• _Your instructions_
In the entries that follow, count each line containing "JSON" and state the total, nothing more.

Start of Source information

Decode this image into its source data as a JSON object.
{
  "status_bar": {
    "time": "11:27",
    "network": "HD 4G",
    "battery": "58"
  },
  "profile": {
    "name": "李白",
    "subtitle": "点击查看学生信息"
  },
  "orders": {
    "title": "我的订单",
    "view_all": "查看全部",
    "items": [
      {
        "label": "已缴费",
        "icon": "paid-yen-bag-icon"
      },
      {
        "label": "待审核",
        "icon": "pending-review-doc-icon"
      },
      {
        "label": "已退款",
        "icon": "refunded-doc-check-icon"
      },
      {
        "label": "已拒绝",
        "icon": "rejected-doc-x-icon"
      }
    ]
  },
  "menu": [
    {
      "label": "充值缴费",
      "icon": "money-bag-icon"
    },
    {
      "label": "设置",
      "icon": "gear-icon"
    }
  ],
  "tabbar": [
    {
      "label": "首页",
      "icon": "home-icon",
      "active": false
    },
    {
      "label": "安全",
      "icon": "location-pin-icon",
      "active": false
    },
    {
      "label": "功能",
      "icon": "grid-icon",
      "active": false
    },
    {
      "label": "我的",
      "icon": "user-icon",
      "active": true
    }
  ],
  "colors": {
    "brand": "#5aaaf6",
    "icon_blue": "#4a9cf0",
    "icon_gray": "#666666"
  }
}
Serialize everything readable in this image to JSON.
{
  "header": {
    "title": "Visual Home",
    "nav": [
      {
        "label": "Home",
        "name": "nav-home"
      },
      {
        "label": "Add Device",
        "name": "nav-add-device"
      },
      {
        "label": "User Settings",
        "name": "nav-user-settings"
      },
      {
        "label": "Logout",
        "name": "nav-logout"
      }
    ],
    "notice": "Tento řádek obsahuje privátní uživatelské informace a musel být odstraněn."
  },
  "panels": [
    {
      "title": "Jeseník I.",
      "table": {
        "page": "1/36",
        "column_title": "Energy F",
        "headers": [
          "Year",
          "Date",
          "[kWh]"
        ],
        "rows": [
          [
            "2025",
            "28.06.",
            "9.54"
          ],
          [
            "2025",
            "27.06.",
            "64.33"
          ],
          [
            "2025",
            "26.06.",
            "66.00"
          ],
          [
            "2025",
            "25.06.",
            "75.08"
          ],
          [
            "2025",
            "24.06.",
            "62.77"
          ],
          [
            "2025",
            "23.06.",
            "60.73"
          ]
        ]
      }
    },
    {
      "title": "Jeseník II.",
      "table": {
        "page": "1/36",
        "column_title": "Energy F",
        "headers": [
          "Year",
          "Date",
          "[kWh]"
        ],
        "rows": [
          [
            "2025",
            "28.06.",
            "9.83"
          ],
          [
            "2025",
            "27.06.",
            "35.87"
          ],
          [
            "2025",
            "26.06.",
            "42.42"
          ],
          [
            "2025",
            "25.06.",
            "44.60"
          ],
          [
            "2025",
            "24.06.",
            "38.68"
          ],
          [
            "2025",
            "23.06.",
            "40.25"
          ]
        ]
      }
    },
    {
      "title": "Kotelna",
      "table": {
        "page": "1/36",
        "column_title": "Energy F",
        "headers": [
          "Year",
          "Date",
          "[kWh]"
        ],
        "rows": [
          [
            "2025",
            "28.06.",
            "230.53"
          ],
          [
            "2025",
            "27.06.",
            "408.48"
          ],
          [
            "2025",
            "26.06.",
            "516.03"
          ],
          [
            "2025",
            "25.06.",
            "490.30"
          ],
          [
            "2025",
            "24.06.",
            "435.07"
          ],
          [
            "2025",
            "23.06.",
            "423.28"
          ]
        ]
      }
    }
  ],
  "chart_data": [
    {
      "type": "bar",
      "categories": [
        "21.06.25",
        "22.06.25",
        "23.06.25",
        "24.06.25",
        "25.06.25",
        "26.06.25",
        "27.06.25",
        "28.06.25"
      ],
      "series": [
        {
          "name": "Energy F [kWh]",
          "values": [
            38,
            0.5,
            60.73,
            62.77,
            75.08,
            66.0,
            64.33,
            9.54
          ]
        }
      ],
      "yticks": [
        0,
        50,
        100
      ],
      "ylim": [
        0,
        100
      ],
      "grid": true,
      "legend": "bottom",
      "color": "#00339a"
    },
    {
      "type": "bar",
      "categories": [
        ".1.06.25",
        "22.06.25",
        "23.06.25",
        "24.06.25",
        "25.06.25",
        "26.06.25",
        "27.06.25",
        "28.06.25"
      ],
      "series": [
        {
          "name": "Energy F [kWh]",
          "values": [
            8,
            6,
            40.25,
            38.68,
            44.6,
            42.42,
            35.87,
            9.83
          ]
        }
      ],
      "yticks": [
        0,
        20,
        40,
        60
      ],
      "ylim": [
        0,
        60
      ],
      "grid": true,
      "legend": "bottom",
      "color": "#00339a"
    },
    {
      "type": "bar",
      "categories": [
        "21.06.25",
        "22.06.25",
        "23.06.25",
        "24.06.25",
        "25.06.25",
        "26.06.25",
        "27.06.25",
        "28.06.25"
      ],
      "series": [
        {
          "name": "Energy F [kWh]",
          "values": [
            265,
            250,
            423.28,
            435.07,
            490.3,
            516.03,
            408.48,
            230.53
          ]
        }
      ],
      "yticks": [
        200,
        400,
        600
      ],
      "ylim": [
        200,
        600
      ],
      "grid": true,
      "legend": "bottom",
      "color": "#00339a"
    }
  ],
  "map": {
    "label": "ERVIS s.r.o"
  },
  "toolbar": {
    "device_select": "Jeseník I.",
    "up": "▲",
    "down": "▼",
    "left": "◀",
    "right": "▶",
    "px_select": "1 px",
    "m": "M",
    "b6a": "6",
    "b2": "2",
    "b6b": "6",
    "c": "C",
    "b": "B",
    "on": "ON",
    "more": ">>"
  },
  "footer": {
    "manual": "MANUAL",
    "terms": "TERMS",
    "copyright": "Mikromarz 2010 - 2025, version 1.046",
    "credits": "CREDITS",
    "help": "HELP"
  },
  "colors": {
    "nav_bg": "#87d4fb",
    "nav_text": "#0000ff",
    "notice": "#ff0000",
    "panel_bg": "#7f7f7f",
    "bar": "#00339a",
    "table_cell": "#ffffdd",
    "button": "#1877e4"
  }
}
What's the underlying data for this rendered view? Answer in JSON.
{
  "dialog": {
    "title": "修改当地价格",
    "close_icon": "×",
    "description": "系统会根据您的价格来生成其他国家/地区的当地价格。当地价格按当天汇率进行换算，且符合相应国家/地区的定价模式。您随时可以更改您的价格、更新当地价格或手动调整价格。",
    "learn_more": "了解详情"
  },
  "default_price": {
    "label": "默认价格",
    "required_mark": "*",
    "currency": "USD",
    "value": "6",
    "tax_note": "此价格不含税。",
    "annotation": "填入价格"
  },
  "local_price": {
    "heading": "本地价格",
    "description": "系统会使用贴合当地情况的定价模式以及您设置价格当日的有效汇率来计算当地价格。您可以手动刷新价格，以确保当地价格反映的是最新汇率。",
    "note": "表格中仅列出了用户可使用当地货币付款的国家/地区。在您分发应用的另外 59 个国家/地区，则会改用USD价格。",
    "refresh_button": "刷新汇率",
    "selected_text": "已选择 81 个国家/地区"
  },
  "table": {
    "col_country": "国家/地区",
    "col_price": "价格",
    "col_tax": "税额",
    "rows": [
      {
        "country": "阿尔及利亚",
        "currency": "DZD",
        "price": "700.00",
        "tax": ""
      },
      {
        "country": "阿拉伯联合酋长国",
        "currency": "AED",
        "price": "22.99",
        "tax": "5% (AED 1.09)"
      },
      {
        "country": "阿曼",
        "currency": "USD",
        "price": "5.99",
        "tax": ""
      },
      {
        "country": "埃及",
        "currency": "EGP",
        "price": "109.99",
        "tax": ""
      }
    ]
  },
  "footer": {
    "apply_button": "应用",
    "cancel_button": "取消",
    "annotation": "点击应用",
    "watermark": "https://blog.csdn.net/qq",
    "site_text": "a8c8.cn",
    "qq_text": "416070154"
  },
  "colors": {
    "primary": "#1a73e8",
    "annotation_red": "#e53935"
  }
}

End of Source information

• _Reply_
3